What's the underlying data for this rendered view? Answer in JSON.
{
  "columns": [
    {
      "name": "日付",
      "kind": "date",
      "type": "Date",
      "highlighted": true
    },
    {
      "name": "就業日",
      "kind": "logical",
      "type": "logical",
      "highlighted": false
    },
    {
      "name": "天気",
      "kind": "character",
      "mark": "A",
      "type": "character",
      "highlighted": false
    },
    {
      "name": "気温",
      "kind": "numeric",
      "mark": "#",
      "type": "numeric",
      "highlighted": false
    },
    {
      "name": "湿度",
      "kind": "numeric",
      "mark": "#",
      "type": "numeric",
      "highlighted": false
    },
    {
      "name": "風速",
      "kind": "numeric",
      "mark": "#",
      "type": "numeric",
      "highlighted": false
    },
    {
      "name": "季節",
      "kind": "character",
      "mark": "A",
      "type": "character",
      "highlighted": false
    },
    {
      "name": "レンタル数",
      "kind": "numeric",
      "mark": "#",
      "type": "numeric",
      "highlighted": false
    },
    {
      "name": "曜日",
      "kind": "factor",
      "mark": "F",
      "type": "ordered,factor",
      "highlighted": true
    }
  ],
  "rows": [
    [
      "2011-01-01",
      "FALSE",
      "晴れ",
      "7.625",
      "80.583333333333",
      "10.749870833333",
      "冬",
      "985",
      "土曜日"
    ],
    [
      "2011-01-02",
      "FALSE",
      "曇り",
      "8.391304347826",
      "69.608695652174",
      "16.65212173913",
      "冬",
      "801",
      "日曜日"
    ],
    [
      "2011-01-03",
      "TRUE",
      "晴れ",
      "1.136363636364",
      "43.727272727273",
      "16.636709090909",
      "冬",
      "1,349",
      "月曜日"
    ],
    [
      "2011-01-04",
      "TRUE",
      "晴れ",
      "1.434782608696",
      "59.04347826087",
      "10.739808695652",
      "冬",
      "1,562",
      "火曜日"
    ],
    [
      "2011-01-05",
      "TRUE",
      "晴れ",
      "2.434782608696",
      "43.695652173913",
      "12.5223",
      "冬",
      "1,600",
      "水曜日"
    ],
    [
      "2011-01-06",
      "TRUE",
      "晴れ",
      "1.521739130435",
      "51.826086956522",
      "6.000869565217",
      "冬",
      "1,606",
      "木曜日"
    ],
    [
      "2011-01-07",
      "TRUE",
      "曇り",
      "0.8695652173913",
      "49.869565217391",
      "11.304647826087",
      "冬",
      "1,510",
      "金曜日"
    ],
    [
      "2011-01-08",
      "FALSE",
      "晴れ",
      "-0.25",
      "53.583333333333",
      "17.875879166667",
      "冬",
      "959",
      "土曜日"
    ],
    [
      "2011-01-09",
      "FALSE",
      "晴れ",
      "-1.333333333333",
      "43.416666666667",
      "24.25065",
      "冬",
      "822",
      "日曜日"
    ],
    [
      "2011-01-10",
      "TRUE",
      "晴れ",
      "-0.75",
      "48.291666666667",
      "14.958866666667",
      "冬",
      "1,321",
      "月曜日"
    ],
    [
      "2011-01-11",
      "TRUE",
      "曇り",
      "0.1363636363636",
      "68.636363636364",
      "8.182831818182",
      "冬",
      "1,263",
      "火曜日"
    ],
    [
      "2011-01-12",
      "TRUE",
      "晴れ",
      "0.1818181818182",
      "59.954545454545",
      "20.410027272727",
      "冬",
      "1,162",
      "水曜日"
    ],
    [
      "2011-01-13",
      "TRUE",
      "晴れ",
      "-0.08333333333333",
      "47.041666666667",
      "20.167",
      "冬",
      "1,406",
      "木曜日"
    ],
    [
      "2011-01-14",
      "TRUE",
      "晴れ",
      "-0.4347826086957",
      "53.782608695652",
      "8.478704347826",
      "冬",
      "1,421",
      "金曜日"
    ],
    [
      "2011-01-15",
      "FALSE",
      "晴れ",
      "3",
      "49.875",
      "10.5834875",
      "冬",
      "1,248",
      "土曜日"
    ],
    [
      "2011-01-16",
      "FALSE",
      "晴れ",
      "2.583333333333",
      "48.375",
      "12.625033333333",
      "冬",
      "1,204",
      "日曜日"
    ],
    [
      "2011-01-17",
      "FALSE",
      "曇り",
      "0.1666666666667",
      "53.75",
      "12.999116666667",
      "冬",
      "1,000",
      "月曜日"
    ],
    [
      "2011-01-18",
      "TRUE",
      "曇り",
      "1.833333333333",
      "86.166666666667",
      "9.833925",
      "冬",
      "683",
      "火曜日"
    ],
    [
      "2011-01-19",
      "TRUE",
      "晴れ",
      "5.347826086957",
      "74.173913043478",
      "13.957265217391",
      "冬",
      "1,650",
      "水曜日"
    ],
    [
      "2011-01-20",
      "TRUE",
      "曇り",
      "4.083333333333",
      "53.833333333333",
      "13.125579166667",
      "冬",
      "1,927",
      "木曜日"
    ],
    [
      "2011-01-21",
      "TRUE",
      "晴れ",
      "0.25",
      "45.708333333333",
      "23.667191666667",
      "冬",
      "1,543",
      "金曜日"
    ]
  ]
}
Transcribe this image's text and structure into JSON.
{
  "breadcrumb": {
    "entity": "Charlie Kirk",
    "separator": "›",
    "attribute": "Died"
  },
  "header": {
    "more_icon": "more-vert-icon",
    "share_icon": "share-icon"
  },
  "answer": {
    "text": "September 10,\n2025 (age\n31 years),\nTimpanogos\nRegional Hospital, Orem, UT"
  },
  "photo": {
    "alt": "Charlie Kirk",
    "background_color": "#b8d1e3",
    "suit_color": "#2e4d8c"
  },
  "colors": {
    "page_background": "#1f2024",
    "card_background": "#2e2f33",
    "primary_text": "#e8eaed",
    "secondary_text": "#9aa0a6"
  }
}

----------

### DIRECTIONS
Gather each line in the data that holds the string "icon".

### EXPECTED ANSWER
    "more_icon": "more-vert-icon",
    "share_icon": "share-icon"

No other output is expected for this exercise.